### Task brief:
Each entry, in full: copy it out exactly.

#### Information given ####

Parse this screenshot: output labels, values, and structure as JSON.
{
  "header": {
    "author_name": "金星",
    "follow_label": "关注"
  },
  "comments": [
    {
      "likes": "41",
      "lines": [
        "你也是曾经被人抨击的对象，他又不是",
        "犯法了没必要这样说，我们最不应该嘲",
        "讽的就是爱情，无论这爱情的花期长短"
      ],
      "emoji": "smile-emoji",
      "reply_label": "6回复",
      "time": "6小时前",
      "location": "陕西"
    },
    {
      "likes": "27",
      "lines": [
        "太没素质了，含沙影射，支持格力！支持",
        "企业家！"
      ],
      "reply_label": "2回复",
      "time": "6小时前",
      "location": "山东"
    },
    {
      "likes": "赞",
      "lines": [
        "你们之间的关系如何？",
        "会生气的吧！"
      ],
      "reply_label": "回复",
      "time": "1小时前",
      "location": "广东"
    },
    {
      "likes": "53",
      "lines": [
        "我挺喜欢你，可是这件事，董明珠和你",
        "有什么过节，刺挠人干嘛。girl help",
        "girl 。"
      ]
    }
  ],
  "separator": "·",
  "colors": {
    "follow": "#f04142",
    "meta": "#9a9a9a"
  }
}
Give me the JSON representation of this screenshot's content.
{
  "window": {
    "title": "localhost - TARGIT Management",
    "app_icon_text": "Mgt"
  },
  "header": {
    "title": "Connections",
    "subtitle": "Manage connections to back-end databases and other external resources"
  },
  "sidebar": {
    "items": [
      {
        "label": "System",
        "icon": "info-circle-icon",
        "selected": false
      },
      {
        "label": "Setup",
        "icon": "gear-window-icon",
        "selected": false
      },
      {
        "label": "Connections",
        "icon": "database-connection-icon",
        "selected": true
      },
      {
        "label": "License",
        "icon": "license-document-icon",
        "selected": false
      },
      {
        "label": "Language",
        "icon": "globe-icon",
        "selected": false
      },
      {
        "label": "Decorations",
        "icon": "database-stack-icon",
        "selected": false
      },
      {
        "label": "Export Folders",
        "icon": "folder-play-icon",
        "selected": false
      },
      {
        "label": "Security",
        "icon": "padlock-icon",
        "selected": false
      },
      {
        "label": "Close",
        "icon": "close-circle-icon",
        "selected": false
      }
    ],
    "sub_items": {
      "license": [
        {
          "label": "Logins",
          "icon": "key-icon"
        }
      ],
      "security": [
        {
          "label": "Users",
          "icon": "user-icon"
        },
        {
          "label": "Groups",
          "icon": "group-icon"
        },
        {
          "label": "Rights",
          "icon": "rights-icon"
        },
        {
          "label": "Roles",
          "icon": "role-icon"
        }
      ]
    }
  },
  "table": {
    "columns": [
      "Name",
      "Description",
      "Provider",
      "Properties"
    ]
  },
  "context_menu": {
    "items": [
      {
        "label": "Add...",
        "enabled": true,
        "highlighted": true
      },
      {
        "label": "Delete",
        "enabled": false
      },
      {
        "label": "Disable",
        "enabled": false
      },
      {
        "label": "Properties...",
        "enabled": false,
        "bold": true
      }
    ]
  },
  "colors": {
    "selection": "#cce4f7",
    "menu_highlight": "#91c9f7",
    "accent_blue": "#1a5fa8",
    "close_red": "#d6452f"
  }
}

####

### Result for this exercise:
Parse this screenshot: output labels, values, and structure as JSON.
{
  "header": {
    "author_name": "金星",
    "follow_label": "关注"
  },
  "comments": [
    {
      "likes": "41",
      "lines": [
        "你也是曾经被人抨击的对象，他又不是",
        "犯法了没必要这样说，我们最不应该嘲",
        "讽的就是爱情，无论这爱情的花期长短"
      ],
      "emoji": "smile-emoji",
      "reply_label": "6回复",
      "time": "6小时前",
      "location": "陕西"
    },
    {
      "likes": "27",
      "lines": [
        "太没素质了，含沙影射，支持格力！支持",
        "企业家！"
      ],
      "reply_label": "2回复",
      "time": "6小时前",
      "location": "山东"
    },
    {
      "likes": "赞",
      "lines": [
        "你们之间的关系如何？",
        "会生气的吧！"
      ],
      "reply_label": "回复",
      "time": "1小时前",
      "location": "广东"
    },
    {
      "likes": "53",
      "lines": [
        "我挺喜欢你，可是这件事，董明珠和你",
        "有什么过节，刺挠人干嘛。girl help",
        "girl 。"
      ]
    }
  ],
  "separator": "·",
  "colors": {
    "follow": "#f04142",
    "meta": "#9a9a9a"
  }
}
Give me the JSON representation of this screenshot's content.
{
  "window": {
    "title": "localhost - TARGIT Management",
    "app_icon_text": "Mgt"
  },
  "header": {
    "title": "Connections",
    "subtitle": "Manage connections to back-end databases and other external resources"
  },
  "sidebar": {
    "items": [
      {
        "label": "System",
        "icon": "info-circle-icon",
        "selected": false
      },
      {
        "label": "Setup",
        "icon": "gear-window-icon",
        "selected": false
      },
      {
        "label": "Connections",
        "icon": "database-connection-icon",
        "selected": true
      },
      {
        "label": "License",
        "icon": "license-document-icon",
        "selected": false
      },
      {
        "label": "Language",
        "icon": "globe-icon",
        "selected": false
      },
      {
        "label": "Decorations",
        "icon": "database-stack-icon",
        "selected": false
      },
      {
        "label": "Export Folders",
        "icon": "folder-play-icon",
        "selected": false
      },
      {
        "label": "Security",
        "icon": "padlock-icon",
        "selected": false
      },
      {
        "label": "Close",
        "icon": "close-circle-icon",
        "selected": false
      }
    ],
    "sub_items": {
      "license": [
        {
          "label": "Logins",
          "icon": "key-icon"
        }
      ],
      "security": [
        {
          "label": "Users",
          "icon": "user-icon"
        },
        {
          "label": "Groups",
          "icon": "group-icon"
        },
        {
          "label": "Rights",
          "icon": "rights-icon"
        },
        {
          "label": "Roles",
          "icon": "role-icon"
        }
      ]
    }
  },
  "table": {
    "columns": [
      "Name",
      "Description",
      "Provider",
      "Properties"
    ]
  },
  "context_menu": {
    "items": [
      {
        "label": "Add...",
        "enabled": true,
        "highlighted": true
      },
      {
        "label": "Delete",
        "enabled": false
      },
      {
        "label": "Disable",
        "enabled": false
      },
      {
        "label": "Properties...",
        "enabled": false,
        "bold": true
      }
    ]
  },
  "colors": {
    "selection": "#cce4f7",
    "menu_highlight": "#91c9f7",
    "accent_blue": "#1a5fa8",
    "close_red": "#d6452f"
  }
}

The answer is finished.